It's been 15 years since the shooting at Columbine High School brought gun control issues to the forefront. From Virginia Tech to Newtown, here's a look at how gun control groups have tried to sway the debate through their ads. (Julie Percha/The Washington Post)

April 20, 2014, marked 15 years since two students armed with guns entered Columbine High School in Littleton, Colo., and killed 13 people in one of the deadliest school shootings in U.S. history.

Since Columbine, the nation has been shocked by shooting massacres at Virginia Tech, Sandy Hook Elementary and many other communities, but little has changed when it comes to legislation. The news involving gun violence has left prominent gun control groups searching for a message that will spur change in the nation’s firearm laws.

The latest ad campaign by Everytown for Gun Safety focuses on the need for families to lock up guns in the home and features a tense scenario where two young children stumble upon an improperly stored firearms.

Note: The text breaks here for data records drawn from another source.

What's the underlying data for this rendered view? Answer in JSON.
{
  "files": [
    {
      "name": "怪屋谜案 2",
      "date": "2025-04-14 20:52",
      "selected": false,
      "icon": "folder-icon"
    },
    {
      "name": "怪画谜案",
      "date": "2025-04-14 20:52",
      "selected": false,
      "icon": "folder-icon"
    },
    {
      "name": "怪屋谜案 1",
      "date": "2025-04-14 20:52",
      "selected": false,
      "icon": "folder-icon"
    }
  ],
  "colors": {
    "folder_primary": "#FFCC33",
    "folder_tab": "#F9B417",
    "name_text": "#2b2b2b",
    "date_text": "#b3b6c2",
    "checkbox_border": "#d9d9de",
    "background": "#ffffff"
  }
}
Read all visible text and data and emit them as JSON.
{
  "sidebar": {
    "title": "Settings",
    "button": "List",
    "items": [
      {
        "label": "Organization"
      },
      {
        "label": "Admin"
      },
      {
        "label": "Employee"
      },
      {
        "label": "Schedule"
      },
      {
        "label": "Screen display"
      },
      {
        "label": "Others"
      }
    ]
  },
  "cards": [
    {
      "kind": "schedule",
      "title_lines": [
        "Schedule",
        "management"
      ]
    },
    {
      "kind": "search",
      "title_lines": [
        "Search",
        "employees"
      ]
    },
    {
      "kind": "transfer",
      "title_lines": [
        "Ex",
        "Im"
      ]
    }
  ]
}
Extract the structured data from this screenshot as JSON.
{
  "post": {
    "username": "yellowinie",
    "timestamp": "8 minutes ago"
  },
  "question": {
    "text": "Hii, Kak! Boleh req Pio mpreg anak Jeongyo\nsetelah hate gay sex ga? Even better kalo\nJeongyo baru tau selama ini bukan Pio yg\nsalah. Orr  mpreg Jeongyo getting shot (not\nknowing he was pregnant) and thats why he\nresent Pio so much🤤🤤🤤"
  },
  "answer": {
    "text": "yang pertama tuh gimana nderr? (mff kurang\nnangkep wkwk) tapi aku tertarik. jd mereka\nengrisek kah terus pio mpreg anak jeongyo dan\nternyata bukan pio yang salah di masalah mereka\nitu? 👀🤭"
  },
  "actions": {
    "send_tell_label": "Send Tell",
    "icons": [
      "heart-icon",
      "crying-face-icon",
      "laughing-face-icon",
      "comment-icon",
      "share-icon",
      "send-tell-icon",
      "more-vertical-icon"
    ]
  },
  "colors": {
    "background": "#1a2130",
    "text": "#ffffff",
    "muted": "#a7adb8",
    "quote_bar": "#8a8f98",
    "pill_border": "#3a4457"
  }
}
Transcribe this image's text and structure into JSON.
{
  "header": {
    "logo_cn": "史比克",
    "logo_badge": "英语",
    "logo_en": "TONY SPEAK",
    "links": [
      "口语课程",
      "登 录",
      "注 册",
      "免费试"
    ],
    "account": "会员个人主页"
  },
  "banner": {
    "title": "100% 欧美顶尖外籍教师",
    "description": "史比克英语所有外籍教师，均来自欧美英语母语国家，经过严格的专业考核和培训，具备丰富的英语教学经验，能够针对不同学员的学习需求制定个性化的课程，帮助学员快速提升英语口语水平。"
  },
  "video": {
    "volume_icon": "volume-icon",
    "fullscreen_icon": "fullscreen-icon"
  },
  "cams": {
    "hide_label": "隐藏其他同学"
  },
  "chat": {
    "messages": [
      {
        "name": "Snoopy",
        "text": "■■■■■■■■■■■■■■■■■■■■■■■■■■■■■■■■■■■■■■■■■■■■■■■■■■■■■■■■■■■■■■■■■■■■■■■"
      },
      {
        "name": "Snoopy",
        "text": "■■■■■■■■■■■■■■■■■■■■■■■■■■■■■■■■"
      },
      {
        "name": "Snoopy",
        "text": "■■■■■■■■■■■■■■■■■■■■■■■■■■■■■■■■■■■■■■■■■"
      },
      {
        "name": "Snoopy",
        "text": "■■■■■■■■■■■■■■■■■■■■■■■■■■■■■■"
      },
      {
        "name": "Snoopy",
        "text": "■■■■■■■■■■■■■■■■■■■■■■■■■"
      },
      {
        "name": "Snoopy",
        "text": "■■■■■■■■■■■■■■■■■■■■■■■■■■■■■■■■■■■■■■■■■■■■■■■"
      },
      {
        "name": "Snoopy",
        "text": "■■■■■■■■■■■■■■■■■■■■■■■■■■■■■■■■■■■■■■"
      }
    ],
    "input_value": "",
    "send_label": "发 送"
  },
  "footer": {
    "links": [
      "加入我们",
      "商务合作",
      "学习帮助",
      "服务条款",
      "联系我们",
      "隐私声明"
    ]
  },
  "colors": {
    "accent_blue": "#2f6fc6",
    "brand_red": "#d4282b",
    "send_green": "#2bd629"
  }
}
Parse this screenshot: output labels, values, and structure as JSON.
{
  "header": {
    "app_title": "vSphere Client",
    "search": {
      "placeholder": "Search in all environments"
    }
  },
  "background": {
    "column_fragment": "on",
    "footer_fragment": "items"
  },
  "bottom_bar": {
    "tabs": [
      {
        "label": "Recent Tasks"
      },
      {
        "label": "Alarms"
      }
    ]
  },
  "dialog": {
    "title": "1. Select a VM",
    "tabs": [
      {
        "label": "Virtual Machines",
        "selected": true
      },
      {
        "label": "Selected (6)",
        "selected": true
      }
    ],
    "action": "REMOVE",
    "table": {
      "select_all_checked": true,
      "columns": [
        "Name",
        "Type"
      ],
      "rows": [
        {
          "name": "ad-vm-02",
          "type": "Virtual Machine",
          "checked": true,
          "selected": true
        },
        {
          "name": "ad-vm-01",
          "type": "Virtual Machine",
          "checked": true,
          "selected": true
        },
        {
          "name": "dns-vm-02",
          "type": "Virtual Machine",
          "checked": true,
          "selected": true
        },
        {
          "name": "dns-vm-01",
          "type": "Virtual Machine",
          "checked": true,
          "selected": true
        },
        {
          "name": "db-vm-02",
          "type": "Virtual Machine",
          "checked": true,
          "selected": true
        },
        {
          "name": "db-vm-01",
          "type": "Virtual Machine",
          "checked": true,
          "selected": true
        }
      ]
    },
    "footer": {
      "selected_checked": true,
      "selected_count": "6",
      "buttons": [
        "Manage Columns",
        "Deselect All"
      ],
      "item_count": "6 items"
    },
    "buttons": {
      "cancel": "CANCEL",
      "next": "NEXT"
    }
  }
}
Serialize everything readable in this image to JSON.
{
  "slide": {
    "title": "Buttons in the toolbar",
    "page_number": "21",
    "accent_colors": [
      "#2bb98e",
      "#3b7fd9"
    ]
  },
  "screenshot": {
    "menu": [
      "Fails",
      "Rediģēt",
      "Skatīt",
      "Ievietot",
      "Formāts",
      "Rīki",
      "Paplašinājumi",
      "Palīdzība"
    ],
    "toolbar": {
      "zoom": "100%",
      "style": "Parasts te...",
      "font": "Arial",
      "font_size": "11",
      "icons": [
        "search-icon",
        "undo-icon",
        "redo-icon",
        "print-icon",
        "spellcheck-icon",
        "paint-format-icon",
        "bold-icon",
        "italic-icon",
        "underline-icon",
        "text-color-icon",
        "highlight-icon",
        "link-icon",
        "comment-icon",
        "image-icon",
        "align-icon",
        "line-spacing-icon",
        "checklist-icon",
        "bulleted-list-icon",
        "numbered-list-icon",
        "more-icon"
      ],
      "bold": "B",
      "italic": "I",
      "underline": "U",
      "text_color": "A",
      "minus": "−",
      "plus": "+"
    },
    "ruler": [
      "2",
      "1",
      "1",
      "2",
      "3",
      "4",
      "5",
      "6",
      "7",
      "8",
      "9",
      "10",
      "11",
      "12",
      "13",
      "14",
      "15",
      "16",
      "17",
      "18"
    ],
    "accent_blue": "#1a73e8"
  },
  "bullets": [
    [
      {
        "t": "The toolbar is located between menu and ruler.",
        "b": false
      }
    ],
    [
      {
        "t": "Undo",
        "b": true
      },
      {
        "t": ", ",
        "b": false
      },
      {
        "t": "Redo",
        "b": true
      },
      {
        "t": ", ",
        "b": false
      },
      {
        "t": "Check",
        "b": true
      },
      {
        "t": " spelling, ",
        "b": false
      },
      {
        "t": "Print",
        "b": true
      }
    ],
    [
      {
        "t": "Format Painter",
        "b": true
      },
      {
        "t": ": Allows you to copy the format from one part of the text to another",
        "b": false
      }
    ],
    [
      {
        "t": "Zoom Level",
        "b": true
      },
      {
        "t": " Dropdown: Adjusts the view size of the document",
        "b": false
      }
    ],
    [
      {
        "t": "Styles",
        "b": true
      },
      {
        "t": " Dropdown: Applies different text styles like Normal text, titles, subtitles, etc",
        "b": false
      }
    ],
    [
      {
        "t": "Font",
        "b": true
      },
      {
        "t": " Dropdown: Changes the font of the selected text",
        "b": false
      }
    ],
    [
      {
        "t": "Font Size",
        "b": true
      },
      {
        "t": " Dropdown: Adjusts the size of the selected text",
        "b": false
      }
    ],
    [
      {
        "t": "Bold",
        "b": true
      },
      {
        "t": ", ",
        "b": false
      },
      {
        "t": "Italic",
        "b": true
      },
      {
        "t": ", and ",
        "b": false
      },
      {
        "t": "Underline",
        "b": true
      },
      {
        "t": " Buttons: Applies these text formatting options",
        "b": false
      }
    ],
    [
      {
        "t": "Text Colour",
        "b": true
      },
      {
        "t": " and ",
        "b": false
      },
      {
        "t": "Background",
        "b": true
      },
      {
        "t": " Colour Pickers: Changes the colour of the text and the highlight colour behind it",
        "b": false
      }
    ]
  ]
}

From cringe-worthy television spots to heart wrenching testimonials, here are some of the ways gun control groups have tried to reach voters and policy makers.